##### Exercise data
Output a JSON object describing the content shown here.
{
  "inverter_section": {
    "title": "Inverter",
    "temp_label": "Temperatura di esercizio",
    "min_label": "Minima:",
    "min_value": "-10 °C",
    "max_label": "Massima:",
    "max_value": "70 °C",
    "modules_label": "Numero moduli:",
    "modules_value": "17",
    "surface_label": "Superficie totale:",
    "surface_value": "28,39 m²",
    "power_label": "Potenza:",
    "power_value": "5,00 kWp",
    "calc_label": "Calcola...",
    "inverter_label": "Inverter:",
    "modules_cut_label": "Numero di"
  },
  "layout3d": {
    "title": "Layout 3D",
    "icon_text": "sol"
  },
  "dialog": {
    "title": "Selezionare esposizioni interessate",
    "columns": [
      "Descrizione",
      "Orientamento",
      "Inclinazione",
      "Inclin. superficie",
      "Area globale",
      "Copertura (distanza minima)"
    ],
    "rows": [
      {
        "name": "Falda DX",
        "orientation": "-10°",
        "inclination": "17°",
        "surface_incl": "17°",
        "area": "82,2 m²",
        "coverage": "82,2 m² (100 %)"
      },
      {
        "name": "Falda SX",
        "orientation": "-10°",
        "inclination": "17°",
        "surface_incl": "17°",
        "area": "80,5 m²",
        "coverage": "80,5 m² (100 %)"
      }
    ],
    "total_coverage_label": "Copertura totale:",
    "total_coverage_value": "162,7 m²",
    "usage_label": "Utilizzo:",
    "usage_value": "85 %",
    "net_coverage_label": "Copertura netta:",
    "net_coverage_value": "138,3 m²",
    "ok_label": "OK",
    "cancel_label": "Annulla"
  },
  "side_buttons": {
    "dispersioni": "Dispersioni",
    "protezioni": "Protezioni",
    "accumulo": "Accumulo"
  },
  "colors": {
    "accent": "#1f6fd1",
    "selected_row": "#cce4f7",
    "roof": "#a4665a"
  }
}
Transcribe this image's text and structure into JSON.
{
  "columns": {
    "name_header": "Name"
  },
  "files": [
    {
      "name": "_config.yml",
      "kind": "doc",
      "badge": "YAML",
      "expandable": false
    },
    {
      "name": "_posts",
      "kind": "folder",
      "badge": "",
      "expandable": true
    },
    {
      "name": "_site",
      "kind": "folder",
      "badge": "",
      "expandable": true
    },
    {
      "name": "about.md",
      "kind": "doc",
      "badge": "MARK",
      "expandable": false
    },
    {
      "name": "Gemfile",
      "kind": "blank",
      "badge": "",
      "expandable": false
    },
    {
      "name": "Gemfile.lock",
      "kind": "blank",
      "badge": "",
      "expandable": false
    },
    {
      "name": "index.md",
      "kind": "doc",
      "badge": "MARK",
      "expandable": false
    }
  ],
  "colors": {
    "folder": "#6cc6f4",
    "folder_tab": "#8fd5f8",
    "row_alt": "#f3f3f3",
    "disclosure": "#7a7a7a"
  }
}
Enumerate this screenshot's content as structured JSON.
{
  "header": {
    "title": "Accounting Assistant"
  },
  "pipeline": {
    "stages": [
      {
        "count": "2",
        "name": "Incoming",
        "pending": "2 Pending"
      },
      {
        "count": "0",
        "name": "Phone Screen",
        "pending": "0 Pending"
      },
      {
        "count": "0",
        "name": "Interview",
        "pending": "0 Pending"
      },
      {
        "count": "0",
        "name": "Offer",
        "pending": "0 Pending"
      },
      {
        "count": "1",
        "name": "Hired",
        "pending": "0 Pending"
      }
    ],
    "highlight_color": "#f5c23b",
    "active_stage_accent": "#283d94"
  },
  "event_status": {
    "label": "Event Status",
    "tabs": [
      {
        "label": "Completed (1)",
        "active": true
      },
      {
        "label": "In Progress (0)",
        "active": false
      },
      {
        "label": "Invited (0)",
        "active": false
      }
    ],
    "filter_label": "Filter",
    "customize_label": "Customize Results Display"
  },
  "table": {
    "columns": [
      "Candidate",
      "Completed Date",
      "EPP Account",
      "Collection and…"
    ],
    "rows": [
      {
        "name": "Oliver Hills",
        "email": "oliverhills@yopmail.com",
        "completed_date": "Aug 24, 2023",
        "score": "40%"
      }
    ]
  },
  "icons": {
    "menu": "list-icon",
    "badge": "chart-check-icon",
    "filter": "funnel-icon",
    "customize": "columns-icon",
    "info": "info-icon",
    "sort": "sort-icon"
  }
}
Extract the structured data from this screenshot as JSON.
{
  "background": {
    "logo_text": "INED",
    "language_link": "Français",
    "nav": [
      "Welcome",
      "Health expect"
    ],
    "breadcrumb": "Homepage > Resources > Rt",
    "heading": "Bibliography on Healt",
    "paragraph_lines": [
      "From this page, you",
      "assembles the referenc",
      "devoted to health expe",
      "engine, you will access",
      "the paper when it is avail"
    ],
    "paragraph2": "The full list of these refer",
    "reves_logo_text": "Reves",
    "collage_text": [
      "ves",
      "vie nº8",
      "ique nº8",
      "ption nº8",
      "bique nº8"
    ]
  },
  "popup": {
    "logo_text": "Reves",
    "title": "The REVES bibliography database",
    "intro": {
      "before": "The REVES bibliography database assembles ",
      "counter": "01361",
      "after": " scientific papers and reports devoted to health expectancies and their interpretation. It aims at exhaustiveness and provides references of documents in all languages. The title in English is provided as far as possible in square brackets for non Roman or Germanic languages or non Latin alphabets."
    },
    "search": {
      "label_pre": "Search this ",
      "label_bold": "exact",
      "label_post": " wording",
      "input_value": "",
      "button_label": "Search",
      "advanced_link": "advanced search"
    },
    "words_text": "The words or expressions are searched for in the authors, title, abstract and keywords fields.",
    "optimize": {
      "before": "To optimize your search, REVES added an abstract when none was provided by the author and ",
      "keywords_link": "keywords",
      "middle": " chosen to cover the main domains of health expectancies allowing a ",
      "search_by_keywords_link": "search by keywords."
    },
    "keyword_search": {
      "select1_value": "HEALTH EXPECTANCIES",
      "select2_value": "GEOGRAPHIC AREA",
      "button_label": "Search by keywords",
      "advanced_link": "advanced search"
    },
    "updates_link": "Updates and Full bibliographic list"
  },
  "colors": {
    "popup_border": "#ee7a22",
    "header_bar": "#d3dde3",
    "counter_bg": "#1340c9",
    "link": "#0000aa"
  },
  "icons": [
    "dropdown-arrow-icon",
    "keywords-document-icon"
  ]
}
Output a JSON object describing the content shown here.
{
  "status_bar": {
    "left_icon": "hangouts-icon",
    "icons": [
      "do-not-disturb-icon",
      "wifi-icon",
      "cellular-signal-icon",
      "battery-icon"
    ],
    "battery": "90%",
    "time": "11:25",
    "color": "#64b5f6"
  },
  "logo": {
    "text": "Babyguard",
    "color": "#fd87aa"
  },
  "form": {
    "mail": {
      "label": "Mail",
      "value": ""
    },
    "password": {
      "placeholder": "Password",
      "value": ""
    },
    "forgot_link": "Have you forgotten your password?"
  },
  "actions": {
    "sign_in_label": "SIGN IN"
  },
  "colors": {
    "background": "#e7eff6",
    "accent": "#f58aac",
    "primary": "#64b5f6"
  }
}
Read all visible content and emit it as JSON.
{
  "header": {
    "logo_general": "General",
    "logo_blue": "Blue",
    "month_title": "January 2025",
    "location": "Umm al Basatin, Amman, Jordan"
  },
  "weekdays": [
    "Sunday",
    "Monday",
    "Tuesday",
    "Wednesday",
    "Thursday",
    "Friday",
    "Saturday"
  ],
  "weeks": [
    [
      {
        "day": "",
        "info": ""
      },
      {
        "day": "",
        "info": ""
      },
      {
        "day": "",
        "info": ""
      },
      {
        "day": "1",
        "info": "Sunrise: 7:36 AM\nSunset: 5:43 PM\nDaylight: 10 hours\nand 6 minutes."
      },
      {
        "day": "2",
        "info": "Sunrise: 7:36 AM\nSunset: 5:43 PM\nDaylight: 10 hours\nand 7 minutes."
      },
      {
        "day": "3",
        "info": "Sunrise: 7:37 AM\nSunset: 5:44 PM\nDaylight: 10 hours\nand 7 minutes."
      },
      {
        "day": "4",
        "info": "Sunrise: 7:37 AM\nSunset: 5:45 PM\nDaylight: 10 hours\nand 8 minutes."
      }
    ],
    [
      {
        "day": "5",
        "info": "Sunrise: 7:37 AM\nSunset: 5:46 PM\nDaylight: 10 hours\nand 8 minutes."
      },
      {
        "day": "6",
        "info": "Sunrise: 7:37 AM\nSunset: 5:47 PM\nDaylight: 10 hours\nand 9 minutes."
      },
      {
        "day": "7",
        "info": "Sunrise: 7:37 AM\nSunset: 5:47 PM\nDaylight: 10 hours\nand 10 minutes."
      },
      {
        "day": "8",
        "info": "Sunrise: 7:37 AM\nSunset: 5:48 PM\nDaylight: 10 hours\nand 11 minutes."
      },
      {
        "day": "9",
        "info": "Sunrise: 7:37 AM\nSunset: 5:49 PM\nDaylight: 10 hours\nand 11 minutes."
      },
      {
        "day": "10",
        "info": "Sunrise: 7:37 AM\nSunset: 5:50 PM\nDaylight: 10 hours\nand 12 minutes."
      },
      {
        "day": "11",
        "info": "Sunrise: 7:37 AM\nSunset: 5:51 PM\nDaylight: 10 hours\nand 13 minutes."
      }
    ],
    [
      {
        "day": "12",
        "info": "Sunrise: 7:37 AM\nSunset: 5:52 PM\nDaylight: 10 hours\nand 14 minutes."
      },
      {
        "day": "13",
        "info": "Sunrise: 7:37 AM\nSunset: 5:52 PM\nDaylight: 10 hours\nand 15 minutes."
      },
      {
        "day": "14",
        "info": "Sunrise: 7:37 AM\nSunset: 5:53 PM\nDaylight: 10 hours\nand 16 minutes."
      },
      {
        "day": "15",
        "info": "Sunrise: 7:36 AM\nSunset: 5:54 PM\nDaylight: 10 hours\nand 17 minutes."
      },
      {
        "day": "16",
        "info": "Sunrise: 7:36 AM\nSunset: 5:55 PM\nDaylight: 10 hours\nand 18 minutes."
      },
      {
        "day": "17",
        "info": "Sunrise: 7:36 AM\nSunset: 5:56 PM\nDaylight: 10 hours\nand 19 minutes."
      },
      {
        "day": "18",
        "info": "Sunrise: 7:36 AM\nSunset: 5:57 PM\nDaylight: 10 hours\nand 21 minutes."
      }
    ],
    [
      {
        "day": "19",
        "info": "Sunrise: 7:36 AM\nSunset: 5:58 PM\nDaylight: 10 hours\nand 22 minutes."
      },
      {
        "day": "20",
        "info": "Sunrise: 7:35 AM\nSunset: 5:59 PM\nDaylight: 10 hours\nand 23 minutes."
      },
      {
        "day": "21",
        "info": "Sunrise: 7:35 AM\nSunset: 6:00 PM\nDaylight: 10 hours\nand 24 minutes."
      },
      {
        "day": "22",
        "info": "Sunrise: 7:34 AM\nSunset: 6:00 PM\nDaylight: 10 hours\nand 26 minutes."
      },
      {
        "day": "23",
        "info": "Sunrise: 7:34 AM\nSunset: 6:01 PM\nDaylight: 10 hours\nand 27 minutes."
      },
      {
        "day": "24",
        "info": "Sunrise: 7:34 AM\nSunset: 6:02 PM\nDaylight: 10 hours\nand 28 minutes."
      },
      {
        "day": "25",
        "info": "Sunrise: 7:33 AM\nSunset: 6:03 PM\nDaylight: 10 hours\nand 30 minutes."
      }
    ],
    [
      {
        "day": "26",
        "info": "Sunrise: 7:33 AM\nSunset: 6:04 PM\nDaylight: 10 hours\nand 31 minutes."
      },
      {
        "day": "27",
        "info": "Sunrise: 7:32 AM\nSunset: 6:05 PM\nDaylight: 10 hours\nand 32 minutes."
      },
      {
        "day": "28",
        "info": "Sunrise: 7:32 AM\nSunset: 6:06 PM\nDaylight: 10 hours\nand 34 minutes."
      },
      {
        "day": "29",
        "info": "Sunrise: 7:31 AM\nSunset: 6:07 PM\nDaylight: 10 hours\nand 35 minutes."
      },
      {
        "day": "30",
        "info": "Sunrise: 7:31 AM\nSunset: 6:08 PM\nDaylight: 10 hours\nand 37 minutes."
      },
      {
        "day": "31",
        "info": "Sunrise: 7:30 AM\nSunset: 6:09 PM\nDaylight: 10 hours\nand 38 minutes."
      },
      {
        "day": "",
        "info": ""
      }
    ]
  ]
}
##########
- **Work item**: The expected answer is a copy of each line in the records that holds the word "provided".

- **Result of the task**:
      "after": " scientific papers and reports devoted to health expectancies and their interpretation. It aims at exhaustiveness and provides references of documents in all languages. The title in English is provided as far as possible in square brackets for non Roman or Germanic languages or non Latin alphabets."
      "before": "To optimize your search, REVES added an abstract when none was provided by the author and ",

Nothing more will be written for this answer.